The fourth primary colour, and an exceptionally brilliant one (hence the now-familiar term ‘vibrant’), that was popular up until the mid 1930s, when it was aggressively marketed out of existence by the Technicolor corporation whose 3-strip colour film process was unable to reproduce it. After the global success of Technicolor Hollywood films such as The Wizard of Oz, Gone with the Wind, and Sir Henry Drummond’s epic King of King of Kings, countries around the world scrambled to remove any traces of vibe from their homes, so as to make them look “more like the movies”. The only country to retain vibe in some form was the unimpressed France, which still claims to hold the world’s only collection of vibe-based paintings and plant-life. When any non-French person requests to view these artefacts however, they get all sniffy and pretend they don’t understand.
Cinema & Television
2004 documentary film in which film-maker and political crusader Buxton Hunt took a critical look at American gun culture, examining the effect that assault weapons have on the human body by launching on a strict 30-day regime of shooting himself in the face every morning with a pistol purchased from a high street store. Initially planned as a feature, the film eventually caused quite a storm in the shorts competition at Cannes.
The most acclaimed child-actor of all time, at the age of two Chad Thomas had starred in no less than eleven films, earning two Best Actor Oscars and nine nominations. A critical backlash inevitably ensued, and after the box office flops of Chad Thomas Shits his Nappies and Cries a Lot and Chad Thomas Tries to Walk But Can’t Even Stand Up Properly, it was apparent that the audience now shared the opinion of reviewers that he was in fact “just playing himself”.
For all of you who have ever wondered how the horror genre came to be one of the most enduringly popular in film history, how it forged and then constantly reinvented its own mythology, how it adapted itself to political and economic pressures, and why it is that the scantily-dressed heroine always insists on investigating the ominous noises in the basement, then we bring you this: the Dancing Henry Guide to Horror Films, and the answer to all your questions. Except that last one. No one knows that.

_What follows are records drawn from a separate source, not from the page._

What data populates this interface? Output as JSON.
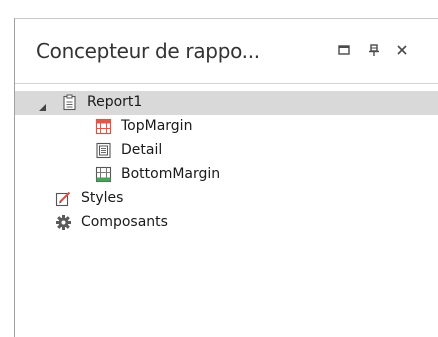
{
  "panel": {
    "title": "Concepteur de rappo..."
  },
  "tree": {
    "root": {
      "label": "Report1",
      "icon": "report-icon",
      "expanded": true,
      "children": [
        {
          "label": "TopMargin",
          "icon": "top-margin-band-icon"
        },
        {
          "label": "Detail",
          "icon": "detail-band-icon"
        },
        {
          "label": "BottomMargin",
          "icon": "bottom-margin-band-icon"
        }
      ]
    },
    "styles": {
      "label": "Styles",
      "icon": "styles-icon"
    },
    "components": {
      "label": "Composants",
      "icon": "components-gear-icon"
    }
  },
  "colors": {
    "selection": "#d9d9d9",
    "band_red": "#e0584a",
    "band_green": "#4aa35a",
    "icon_gray": "#5a5a5a"
  }
}
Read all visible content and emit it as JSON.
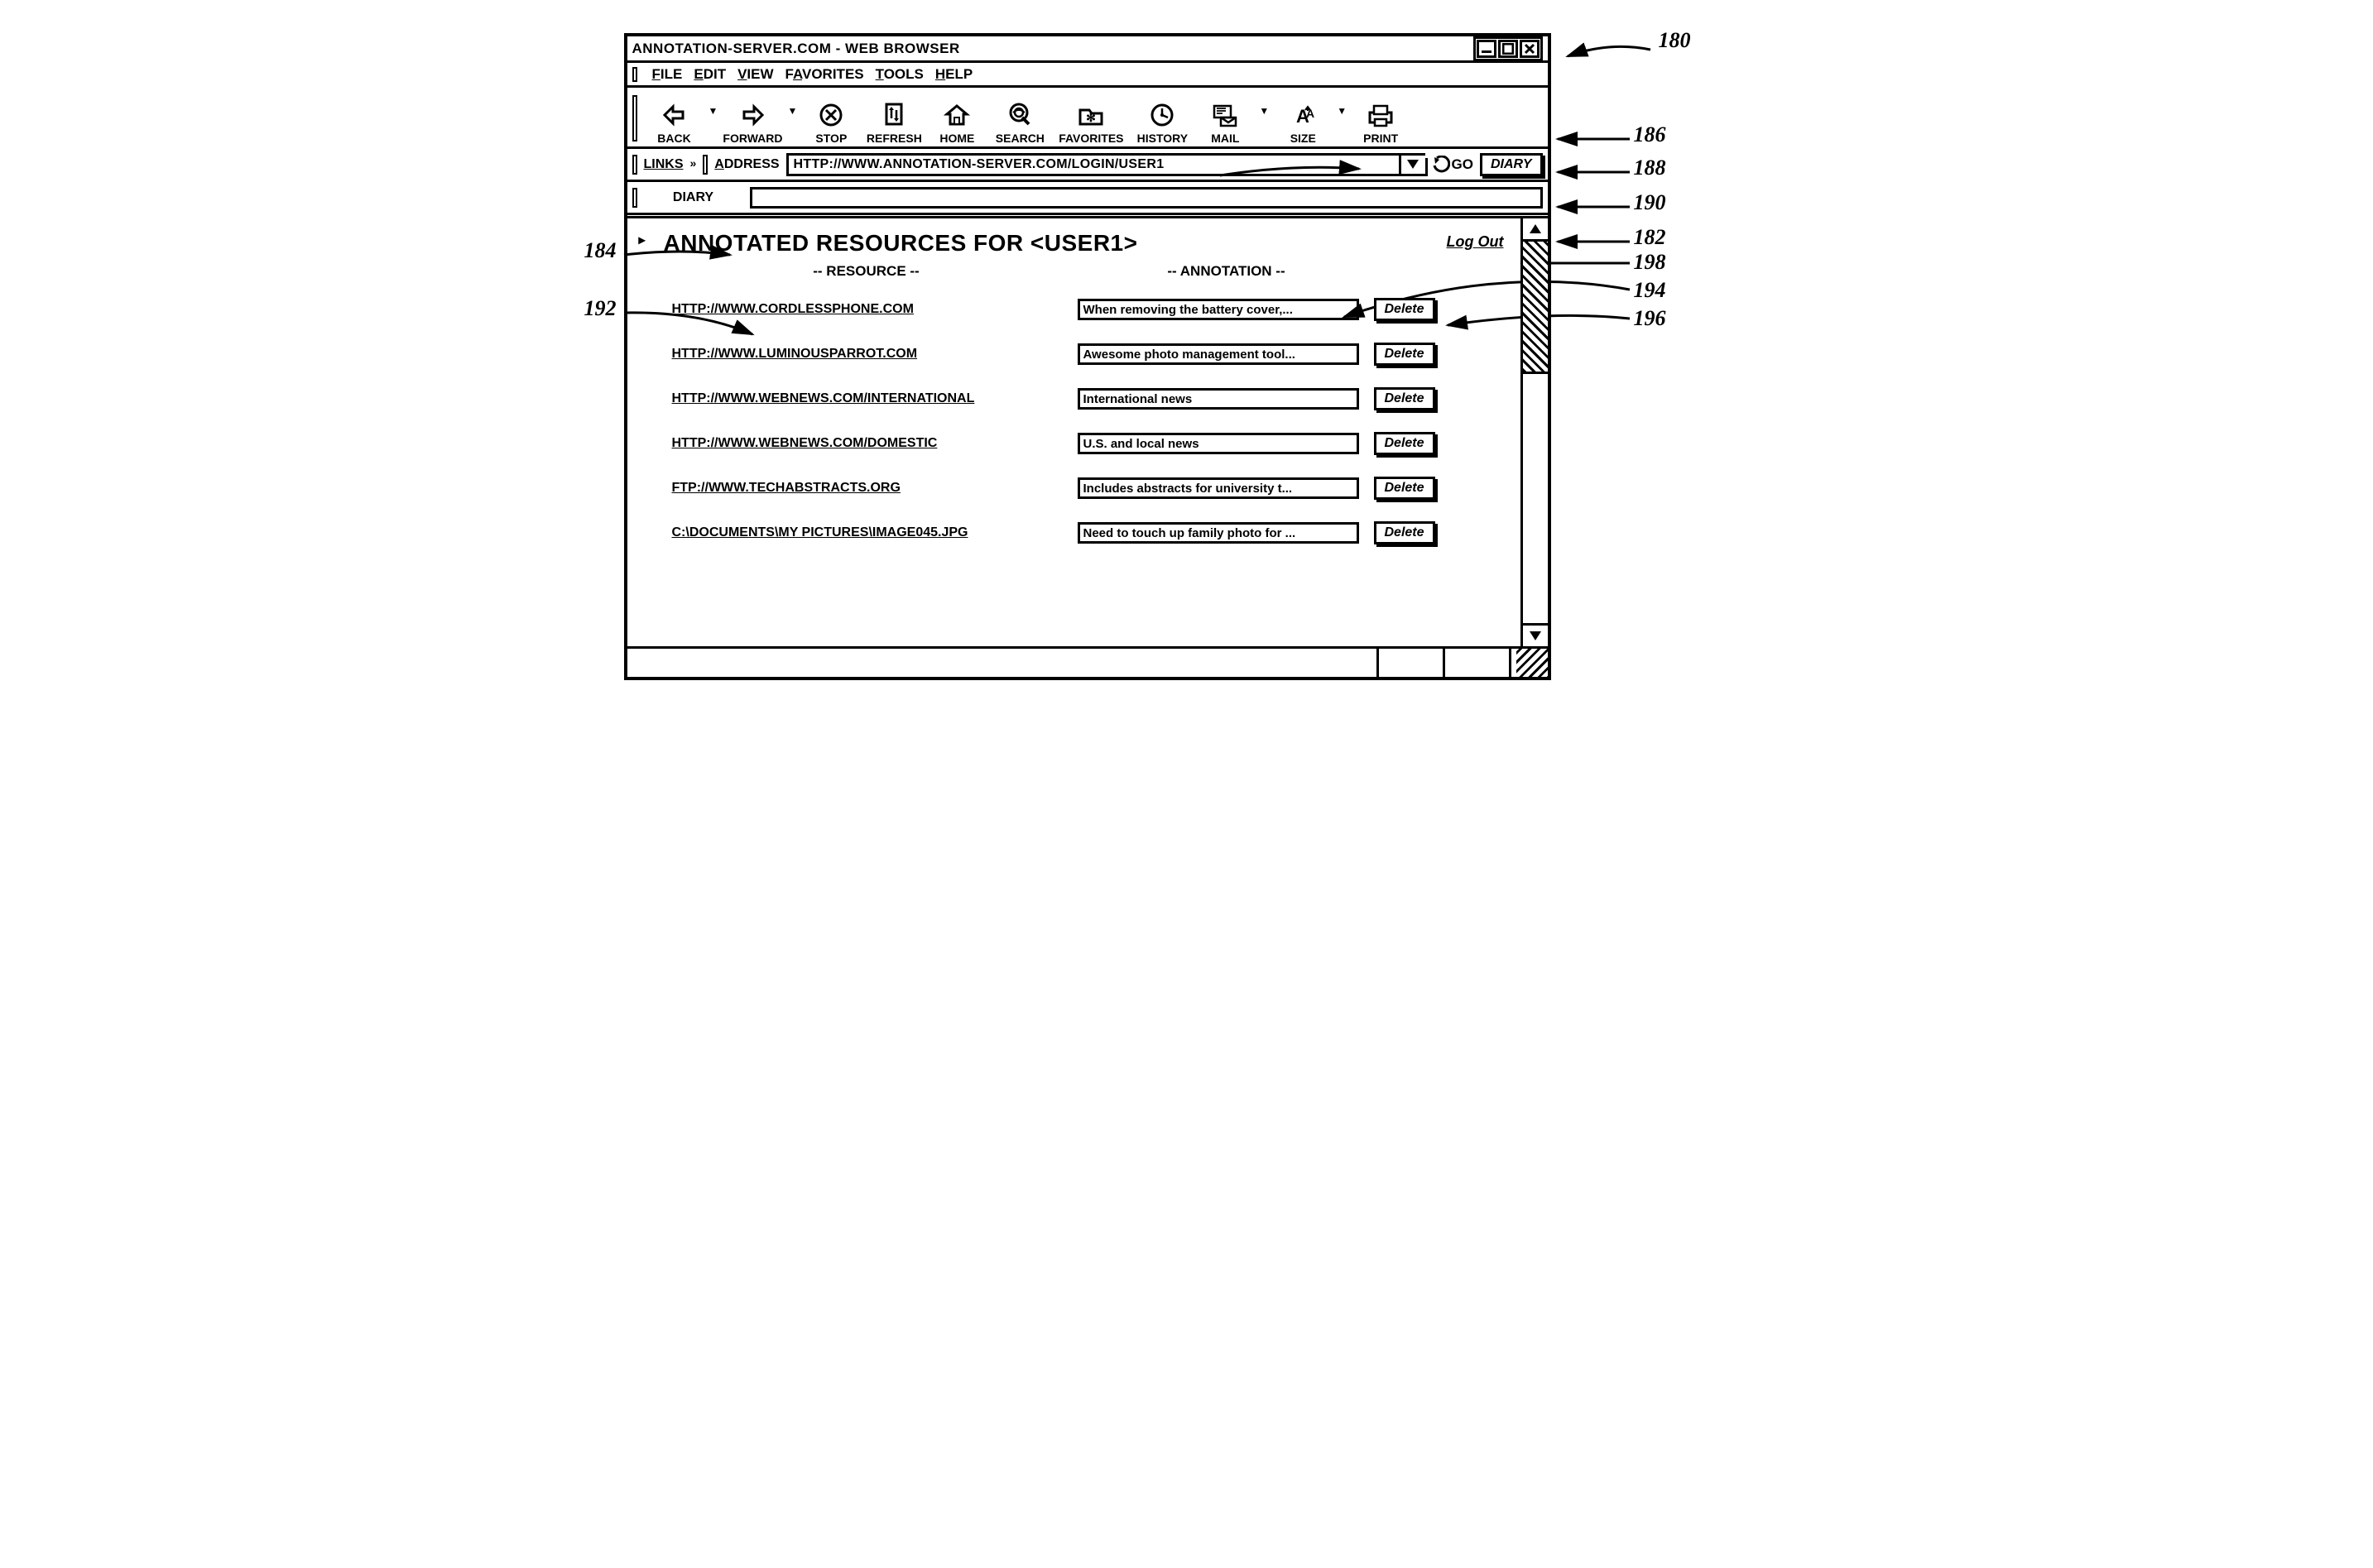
{
  "window": {
    "title": "ANNOTATION-SERVER.COM - WEB BROWSER"
  },
  "menus": {
    "file": "FILE",
    "edit": "EDIT",
    "view": "VIEW",
    "favorites": "FAVORITES",
    "tools": "TOOLS",
    "help": "HELP"
  },
  "toolbar": {
    "back": "BACK",
    "forward": "FORWARD",
    "stop": "STOP",
    "refresh": "REFRESH",
    "home": "HOME",
    "search": "SEARCH",
    "favorites": "FAVORITES",
    "history": "HISTORY",
    "mail": "MAIL",
    "size": "SIZE",
    "print": "PRINT"
  },
  "address": {
    "links_label": "LINKS",
    "label": "ADDRESS",
    "url": "HTTP://WWW.ANNOTATION-SERVER.COM/LOGIN/USER1",
    "go": "GO",
    "diary_button": "DIARY"
  },
  "diary": {
    "label": "DIARY",
    "value": ""
  },
  "page": {
    "title": "ANNOTATED RESOURCES FOR <USER1>",
    "logout": "Log Out",
    "col_resource": "-- RESOURCE --",
    "col_annotation": "-- ANNOTATION --",
    "delete_label": "Delete",
    "rows": [
      {
        "resource": "HTTP://WWW.CORDLESSPHONE.COM",
        "annotation": "When removing the battery cover,..."
      },
      {
        "resource": "HTTP://WWW.LUMINOUSPARROT.COM",
        "annotation": "Awesome photo management tool..."
      },
      {
        "resource": "HTTP://WWW.WEBNEWS.COM/INTERNATIONAL",
        "annotation": "International news"
      },
      {
        "resource": "HTTP://WWW.WEBNEWS.COM/DOMESTIC",
        "annotation": "U.S. and local news"
      },
      {
        "resource": "FTP://WWW.TECHABSTRACTS.ORG",
        "annotation": "Includes abstracts for university t..."
      },
      {
        "resource": "C:\\DOCUMENTS\\MY PICTURES\\IMAGE045.JPG",
        "annotation": "Need to touch up family photo for ..."
      }
    ]
  },
  "callouts": {
    "c180": "180",
    "c182": "182",
    "c184": "184",
    "c186": "186",
    "c188": "188",
    "c190": "190",
    "c192": "192",
    "c194": "194",
    "c196": "196",
    "c198": "198"
  }
}
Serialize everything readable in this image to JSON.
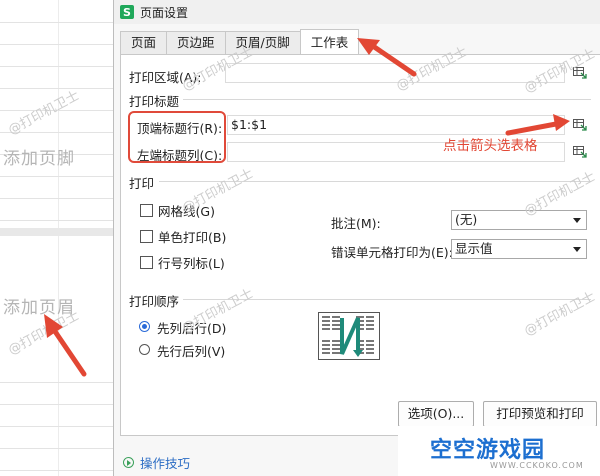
{
  "window": {
    "app_icon": "S",
    "title": "页面设置"
  },
  "tabs": [
    {
      "label": "页面",
      "active": false
    },
    {
      "label": "页边距",
      "active": false
    },
    {
      "label": "页眉/页脚",
      "active": false
    },
    {
      "label": "工作表",
      "active": true
    }
  ],
  "print_area": {
    "label": "打印区域(A):",
    "value": ""
  },
  "print_titles": {
    "section": "打印标题",
    "top_rows_label": "顶端标题行(R):",
    "top_rows_value": "$1:$1",
    "left_cols_label": "左端标题列(C):",
    "left_cols_value": ""
  },
  "print": {
    "section": "打印",
    "gridlines": {
      "label": "网格线(G)",
      "checked": false
    },
    "black_white": {
      "label": "单色打印(B)",
      "checked": false
    },
    "row_col_headings": {
      "label": "行号列标(L)",
      "checked": false
    },
    "comments_label": "批注(M):",
    "comments_value": "(无)",
    "errors_label": "错误单元格打印为(E):",
    "errors_value": "显示值"
  },
  "page_order": {
    "section": "打印顺序",
    "down_then_over": {
      "label": "先列后行(D)",
      "selected": true
    },
    "over_then_down": {
      "label": "先行后列(V)",
      "selected": false
    }
  },
  "buttons": {
    "options": "选项(O)...",
    "print_preview": "打印预览和打印(P)..."
  },
  "tips_link": "操作技巧",
  "annotation": "点击箭头选表格",
  "sheet_placeholders": {
    "footer": "添加页脚",
    "header": "添加页眉"
  },
  "watermark": "@打印机卫士",
  "logo": {
    "text": "空空游戏园",
    "sub": "WWW.CCKOKO.COM"
  },
  "colors": {
    "accent": "#2a6ad8",
    "annotation": "#e24734",
    "link": "#2b6cc4"
  }
}
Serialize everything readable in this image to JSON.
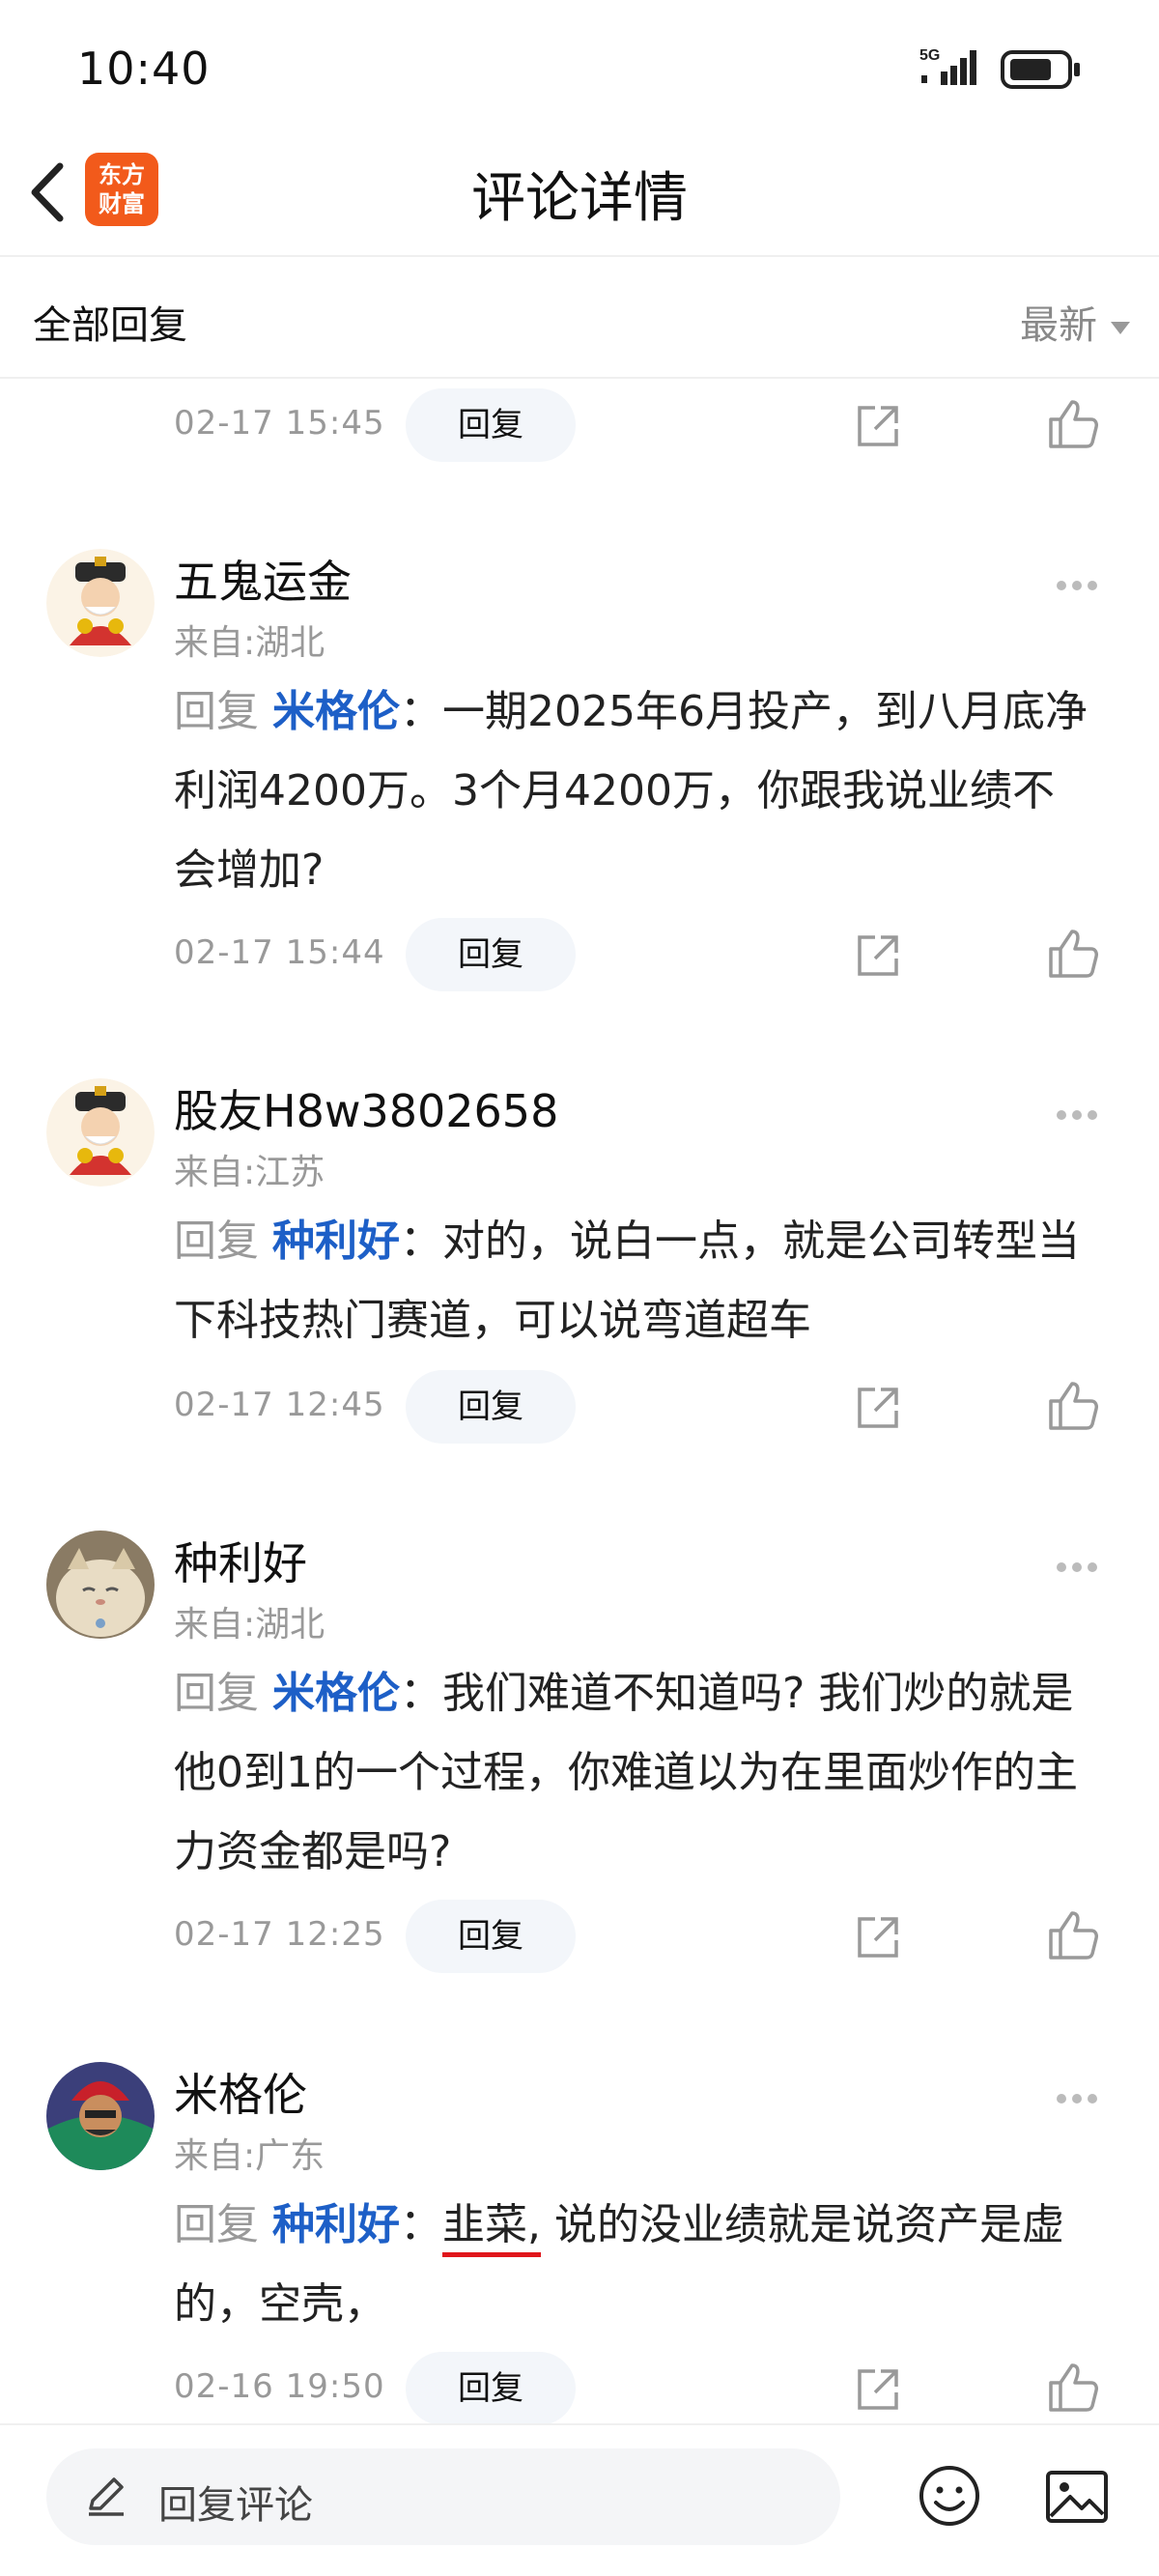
{
  "status_bar": {
    "time": "10:40",
    "network": "5G"
  },
  "nav": {
    "title": "评论详情",
    "logo_line1": "东方",
    "logo_line2": "财富"
  },
  "filter": {
    "left_label": "全部回复",
    "sort_label": "最新"
  },
  "reply_label": "回复",
  "partial_top": {
    "date": "02-17 15:45"
  },
  "comments": [
    {
      "user": "五鬼运金",
      "location": "来自:湖北",
      "lead": "回复",
      "mention": "米格伦",
      "text": "：一期2025年6月投产，到八月底净利润4200万。3个月4200万，你跟我说业绩不会增加?",
      "date": "02-17 15:44"
    },
    {
      "user": "股友H8w3802658",
      "location": "来自:江苏",
      "lead": "回复",
      "mention": "种利好",
      "text": "：对的，说白一点，就是公司转型当下科技热门赛道，可以说弯道超车",
      "date": "02-17 12:45"
    },
    {
      "user": "种利好",
      "location": "来自:湖北",
      "lead": "回复",
      "mention": "米格伦",
      "text": "：我们难道不知道吗? 我们炒的就是他0到1的一个过程，你难道以为在里面炒作的主力资金都是吗?",
      "date": "02-17 12:25"
    },
    {
      "user": "米格伦",
      "location": "来自:广东",
      "lead": "回复",
      "mention": "种利好",
      "text_prefix": "：",
      "text_underlined": "韭菜,",
      "text_rest": " 说的没业绩就是说资产是虚的，空壳，",
      "date": "02-16 19:50"
    }
  ],
  "bottom": {
    "placeholder": "回复评论"
  }
}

The roots of the horror genre are in the creepy silent classics made by German film-makers in the early 1920s which were deeply influenced by expressionist art. To better portray the deranged worlds of their stories, geometric shadows would be painted directly on to backgrounds, and sets would be constructed with peculiar angles and sharp corners jutting forcefully into the film …
After sweeping the Academy Awards with his famed 1943 movie masterpiece Civilian Harry (see About the Almanac for his connection to Dancing Henry founder Sir Henry Drummond), film director Orno Walberg became the stuff of film legend when every one of his subsequent efforts was subjected to extensive interference and re-cutting by AOK studios, resulting in a string of some of the messiest, shoddiest films ever released. Walberg spoke frequently and eloquently about his struggles with the studio, and critics speculated that he was responsible for some of the finest lost masterpieces in cinema history. However, after Walberg’s death in 1981, the extent to which he had mythologised his own career became known for the first time when AOK Home Video released a boxed set of all of his films with the missing footage reinserted. Fans of the maverick director were somewhat disconcerted to …
Legendary film thespian who came to prominence in the 2010s during the heyday of “motion capture” technology. In 2018 he won an Oscar for Best Supporting Actor for his role as an armchair in Melbank House. The performance still stands up as one of remarkable poise and stillness, although eagle eyed fans have pointed out that precisely 57 minutes and 6 seconds into the blu-ray disc of the film it is possible to observe the armchair twitching slightly and scratching its bum.